Danielle

I have heard that the association between Field Marshal Montgomery and "the full Monty" comes from the FM's fondness for an "Ulster Fry" for breakfast (similar to a "full English"). Montgomery, of course, spending much of his life in Northern Ireland. So a "full Monty" originally referred to a large fried breakfast with all the trimmings.

There is one caveat to this: my scholarly source is my Mum (our family hails from Belfast). But she may well be right!

mobile

The quote attributed to Jefferson is a slight paraphrase of something Jefferson did write to Thomas Cooper, Nov. 29, 1802:

"If we can prevent the government from wasting the labors of the people, under the pretense of taking care of them, they must become happy."

http://en.wikiquote.org/wiki/Thomas_Jefferson

debategirl1mom

My mother used to say of a small place that there wasn't enough room to swing a cat.

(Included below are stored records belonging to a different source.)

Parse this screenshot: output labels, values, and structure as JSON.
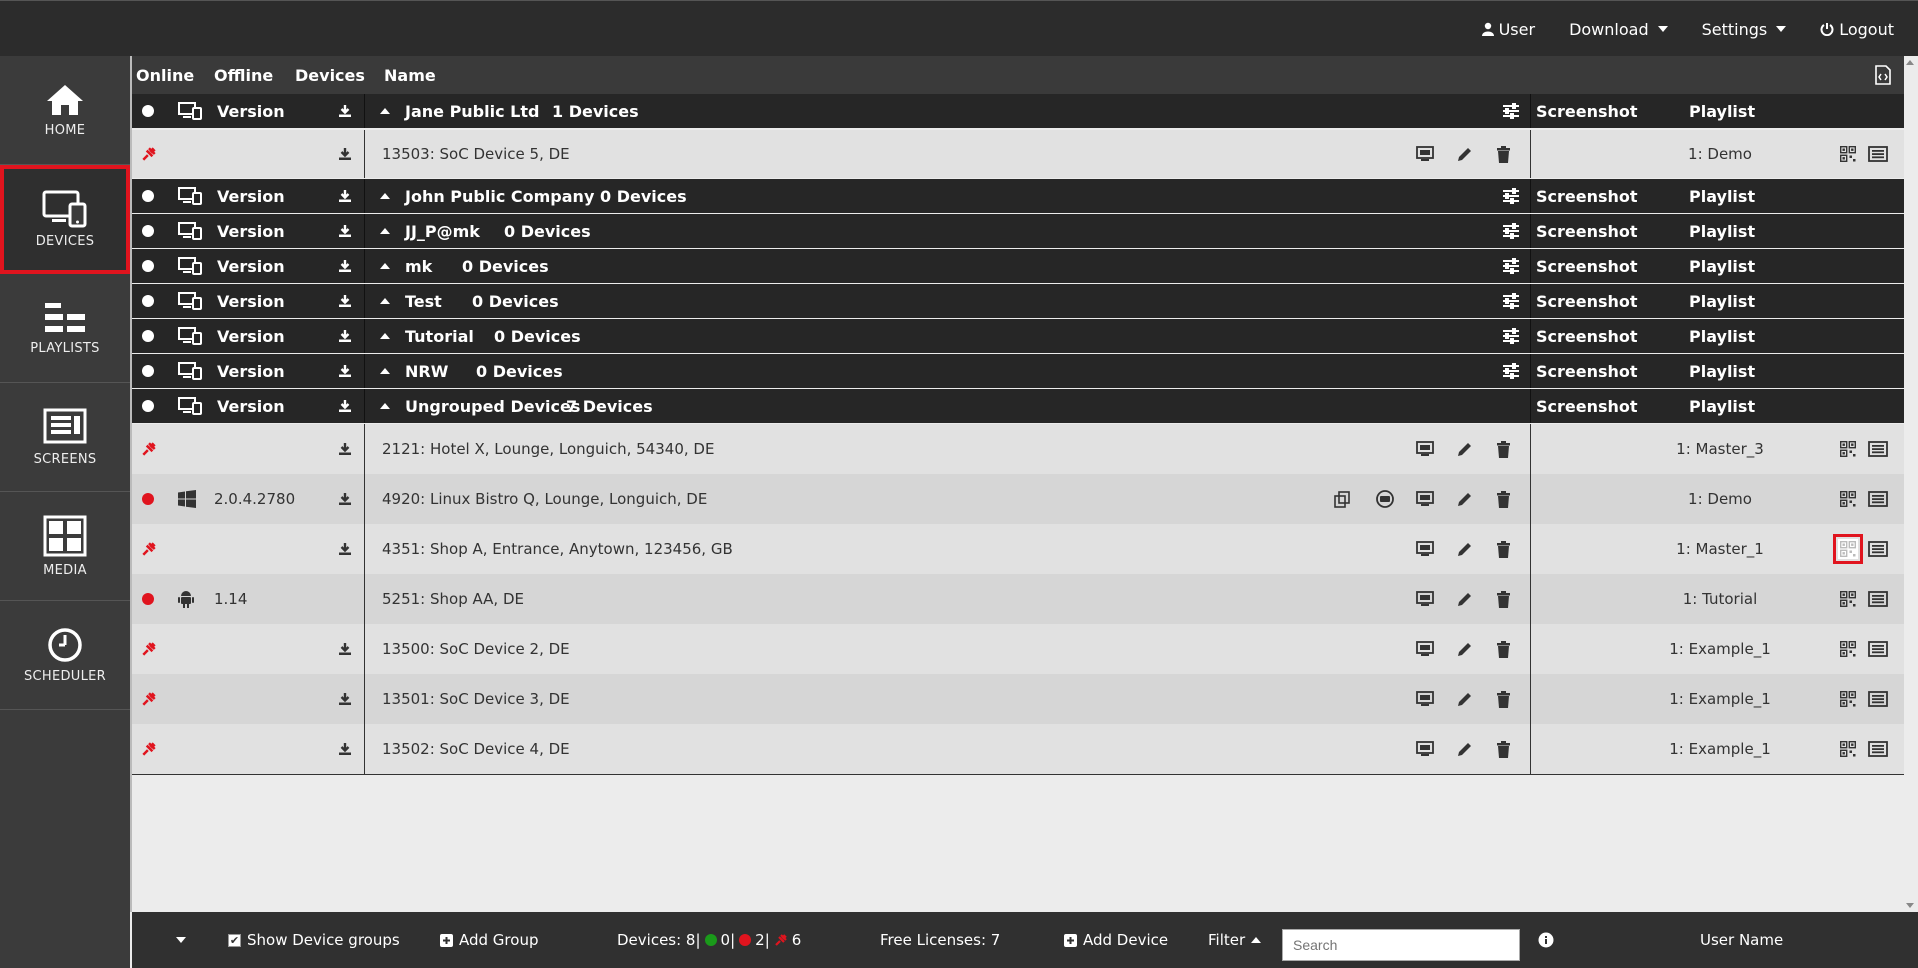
{
  "topnav": {
    "user": "User",
    "download": "Download",
    "settings": "Settings",
    "logout": "Logout"
  },
  "sidebar": {
    "items": [
      {
        "label": "HOME",
        "icon": "home-icon"
      },
      {
        "label": "DEVICES",
        "icon": "devices-icon",
        "active": true
      },
      {
        "label": "PLAYLISTS",
        "icon": "playlists-icon"
      },
      {
        "label": "SCREENS",
        "icon": "screens-icon"
      },
      {
        "label": "MEDIA",
        "icon": "media-icon"
      },
      {
        "label": "SCHEDULER",
        "icon": "clock-icon"
      }
    ]
  },
  "columns": {
    "online": "Online",
    "offline": "Offline",
    "devices": "Devices",
    "name": "Name"
  },
  "groups": [
    {
      "header": {
        "version": "Version",
        "name": "Jane Public Ltd",
        "count": "1 Devices",
        "screenshot": "Screenshot",
        "playlist": "Playlist"
      },
      "devices": [
        {
          "name": "13503: SoC Device 5, DE",
          "playlist": "1: Demo"
        }
      ]
    },
    {
      "header": {
        "version": "Version",
        "name": "John Public Company",
        "count": "0 Devices",
        "screenshot": "Screenshot",
        "playlist": "Playlist"
      }
    },
    {
      "header": {
        "version": "Version",
        "name": "JJ_P@mk",
        "count": "0 Devices",
        "screenshot": "Screenshot",
        "playlist": "Playlist"
      }
    },
    {
      "header": {
        "version": "Version",
        "name": "mk",
        "count": "0 Devices",
        "screenshot": "Screenshot",
        "playlist": "Playlist"
      }
    },
    {
      "header": {
        "version": "Version",
        "name": "Test",
        "count": "0 Devices",
        "screenshot": "Screenshot",
        "playlist": "Playlist"
      }
    },
    {
      "header": {
        "version": "Version",
        "name": "Tutorial",
        "count": "0 Devices",
        "screenshot": "Screenshot",
        "playlist": "Playlist"
      }
    },
    {
      "header": {
        "version": "Version",
        "name": "NRW",
        "count": "0 Devices",
        "screenshot": "Screenshot",
        "playlist": "Playlist"
      }
    },
    {
      "header": {
        "version": "Version",
        "name": "Ungrouped Devices",
        "count": "7 Devices",
        "screenshot": "Screenshot",
        "playlist": "Playlist"
      },
      "devices": [
        {
          "name": "2121: Hotel X, Lounge, Longuich, 54340, DE",
          "playlist": "1: Master_3"
        },
        {
          "name": "4920: Linux Bistro Q, Lounge, Longuich, DE",
          "version": "2.0.4.2780",
          "playlist": "1: Demo"
        },
        {
          "name": "4351: Shop A, Entrance, Anytown, 123456, GB",
          "playlist": "1: Master_1"
        },
        {
          "name": "5251: Shop AA, DE",
          "version": "1.14",
          "playlist": "1: Tutorial"
        },
        {
          "name": "13500: SoC Device 2, DE",
          "playlist": "1: Example_1"
        },
        {
          "name": "13501: SoC Device 3, DE",
          "playlist": "1: Example_1"
        },
        {
          "name": "13502: SoC Device 4, DE",
          "playlist": "1: Example_1"
        }
      ]
    }
  ],
  "footer": {
    "show_groups": "Show Device groups",
    "add_group": "Add Group",
    "devices_label": "Devices: 8|",
    "online_count": "0|",
    "offline_count": "2|",
    "disconnected_count": "6",
    "free_licenses": "Free Licenses: 7",
    "add_device": "Add Device",
    "filter": "Filter",
    "search_placeholder": "Search",
    "user_name": "User Name"
  },
  "colors": {
    "accent_red": "#e0141e",
    "online_green": "#1a9a1a",
    "topbar": "#2c2c2c",
    "sidebar": "#3b3b3b",
    "group_row": "#262626"
  }
}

Any ideas?

Fred Shapiro

Re #1: So much for my theories of "I know it when I see it" with regard to phony Lincoln/Jefferson/Lenin/Stalin/Hitler quotes! I apologize for my haste in labelling this quote apocryphal.

James

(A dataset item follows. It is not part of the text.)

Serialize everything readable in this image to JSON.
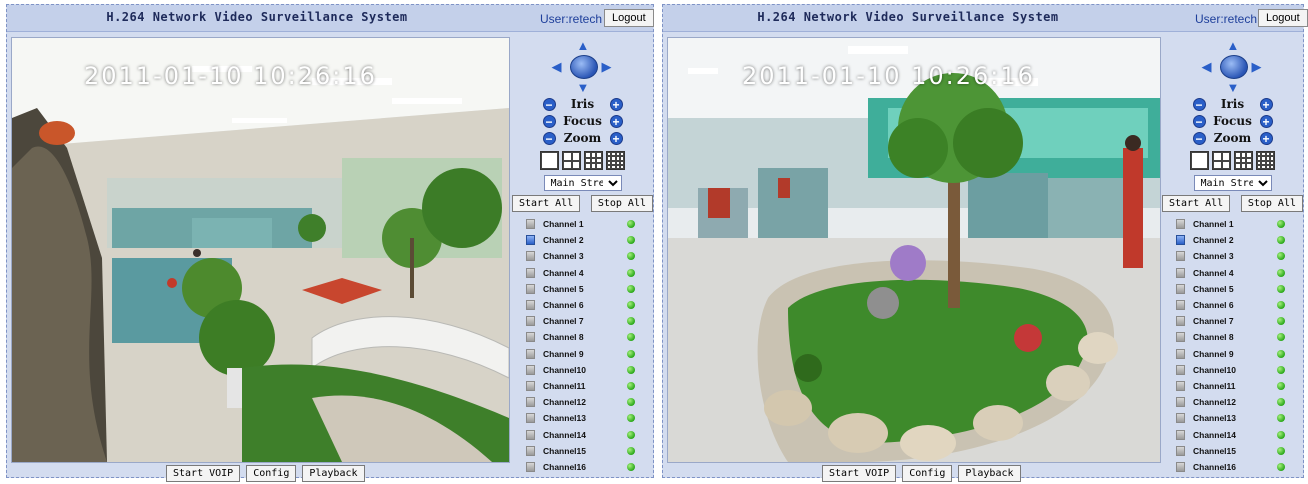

"Get off my lawn!" as the quick, stereotypical quote to indicate that someone's a cranky old man.

Dan

I guess you can't "take it to the bank."

Dave Tonnes

I agree with Joshua. A 5-second search finds numerous, apparently credible sources attributing Jefferson to a quote essentially saying the same thing:

"If we can prevent the government from wasting the labors of the people, under the pretence of taking care of them, they must become happy."

Mr. Shapiro, in this light don't you think your response to Jep's question is a bit disingenuous?

Maria

I have always wanted to know why surgeons think they made up "never complain, never explain". I thought it came from Elise de Wolfe, the interior designer.

pkarnsr

Growing up in the 1930s, long before home air conditioning, we sat on our Baltimore row house front steps in the hot summertime, "enjoying the sea breezes off the gutter." I thought this was just a family joke, until I was told that Sammy Davis, Jr. quoted his grandmother as saying the same thing as she leaned out of her 15th floor window in Brooklyn. I haven't checked his two autobiographies, but I wonder if this was a punch line of a joke, or a line from a song.

sociologist-at-large

If it were not Jefferson who said this, the it definately was Herbert Spencer. But then who said--"an Even Ten."

Jens Fiederer

If it hadn't been so necessary to get in a political dig (" usually a conservative one"), there might have been more energy left for research. I love that you can actually see the original handwriting.

Note that it is very hard to actually disprove a quotation - at best you can show somebody else said it first, or that it is absent from collected writings. Of course, if you see a quotation where Thomas Jefferson discusses the ramifications of the transistor, you are on solid grounds to dismiss it.

Vic

"Cotton picking minute"

As in, Hey You! Just wait a cotton picking minute...

Tim S

I love the sentiment, but can't find its author:

"Sometimes I wish I were a little kid again; skinned knees are easier to fix than broken hearts."

Fred Shapiro

Re #9: I don't think I was disingenuous, just very wrong.

Hitek

We still have not been enlightened as to the origin of the phrase "high falutin'" mentioned in the previous article...

PL

Re: "Not enough room to swing a cat". I was under the impression that this refers to the "cat o'nine tails", a whip used to punish sailors. Pretty morose: "not enough room in here to swing ma my whip".

Peter

"My mother used to say of a small place that there wasn't enough room to swing a cat. Any ideas?"

If I'm not mistaken, it was originally a nautical expression, referring to a very small compartment on a ship, and the "cat" was actually the type of whip also known as a cat-o'-nine-tails.

ArcticPrince

Why must you make political comments out of a simple question?

"and it accords with some political agenda, USUALLY A CONSERVATIVE ONE, you can take it to the bank that it's phony"

I guess by this statement that Liberals rarely exagerate or make stuff up....